Hunger: the mental and physical condition brought on by inadequate food intake in the short or long term.

On the individual level, hunger comes from eating too little food to support a healthy life. At the political and global levels, hunger is not caused by a lack of food; in fact, the world produces enough food to feed every person on earth. Hunger is caused instead by poverty, and by the policies and power structures which leave millions without access to food, land, water and sustainable livelihoods. Too often, this is to the benefit of rich multinational corporations and wealthy nations.


In 2013, according to the Food and Agriculture Organization (FAO) of the United Nations,there were 840 million hungry people in the world--one in every eight people. Sixty percent of those are women. Every year, 2.5 million children die from malnutrition. There is considerable controversy about how the FAO calculates this number, with critiques that it neglects larger issues of poverty, inequality and rising food prices, and so it is almost certain that the number of people facing hunger worldwide is even higher.

12.2 million adults and 5.4 million children in U.S. households experience "very low food security" or hunger. People in these households frequently skip meals or eat too little, sometimes going without food for a whole day.


About 50 million Americans, or one in six, are food insecure, according to the UDSA definition, meaning they are often forced to skip meals, eat less at meals, buy cheap non-nutritious food and/or sometimes feed their children but not themselves. 16.7 million children, or one in five, are food insecure. There are 17.5 million households (14.3 percent of all households) suffering from severe food insecurity, which means they are often hungry.19.5 percent of households with children were food insecure in 2013.

48 million Americans rely on SNAP (Supplemental Assistance Program, formerly food stamps) to meet their food needs. For 6 million people, SNAP is their only source of income.

In what may seem an ironic twist, more than 12 million children who suffer from hunger are also overweight or obese. Many families suffering from hunger and poverty live in areas where fresh, unprocessed, healthy food is not available or is expensive, and so the food that they have access to is nutritionally deficient. This phenomenon is often called the hunger-obesity paradox.

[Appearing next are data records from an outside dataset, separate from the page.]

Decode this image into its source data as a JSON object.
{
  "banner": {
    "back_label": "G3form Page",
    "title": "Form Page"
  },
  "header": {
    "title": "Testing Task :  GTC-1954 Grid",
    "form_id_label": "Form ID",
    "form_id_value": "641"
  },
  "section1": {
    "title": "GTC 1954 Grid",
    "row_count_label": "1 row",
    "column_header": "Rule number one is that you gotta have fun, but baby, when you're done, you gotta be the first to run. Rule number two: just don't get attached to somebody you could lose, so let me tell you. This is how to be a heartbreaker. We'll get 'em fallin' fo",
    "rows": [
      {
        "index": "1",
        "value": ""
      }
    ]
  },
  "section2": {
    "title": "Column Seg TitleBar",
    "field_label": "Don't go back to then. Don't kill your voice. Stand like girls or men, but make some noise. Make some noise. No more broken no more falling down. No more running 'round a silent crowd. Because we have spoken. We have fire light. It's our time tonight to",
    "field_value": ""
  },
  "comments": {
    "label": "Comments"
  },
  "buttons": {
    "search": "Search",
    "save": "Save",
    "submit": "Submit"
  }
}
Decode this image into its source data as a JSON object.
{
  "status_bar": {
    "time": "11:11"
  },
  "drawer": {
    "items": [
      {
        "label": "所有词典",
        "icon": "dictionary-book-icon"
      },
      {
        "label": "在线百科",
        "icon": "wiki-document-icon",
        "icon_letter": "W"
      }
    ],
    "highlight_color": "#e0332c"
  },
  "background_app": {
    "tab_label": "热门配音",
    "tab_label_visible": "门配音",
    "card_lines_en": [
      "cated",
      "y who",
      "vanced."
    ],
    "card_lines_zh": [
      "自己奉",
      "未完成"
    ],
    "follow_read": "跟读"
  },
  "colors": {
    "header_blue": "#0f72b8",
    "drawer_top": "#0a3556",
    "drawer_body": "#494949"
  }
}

Poverty, a root cause of hunger, is also often indicated by marginal income, and access to healthcare, education, clothing and shelter. In the US, there are 46.2 million people living in poverty, including 21.9 percent of children. Federal guidelines set the poverty rate at $23,050 for a family of four, but depending on a family’s specific city and state of residence, the actual minimum amount required to raise a family could be two or three times that. In 2010, farmworker households had staggeringly low family incomes, with a median between $7,500 and $10,000, and over three-fifths of farm worker households were living in poverty. The vast majority of people who grow, pick, and process our food live in poverty and cannot afford to buy adequate healthy food.


Worldwide, one in three people live on less than the equivalent of $1.25 a day, and two in three people on less than $2 a day. 30 percent of children living in developing countries – about 600 million – live on less than $1 a day.

For more information visit our Food Security Learning Center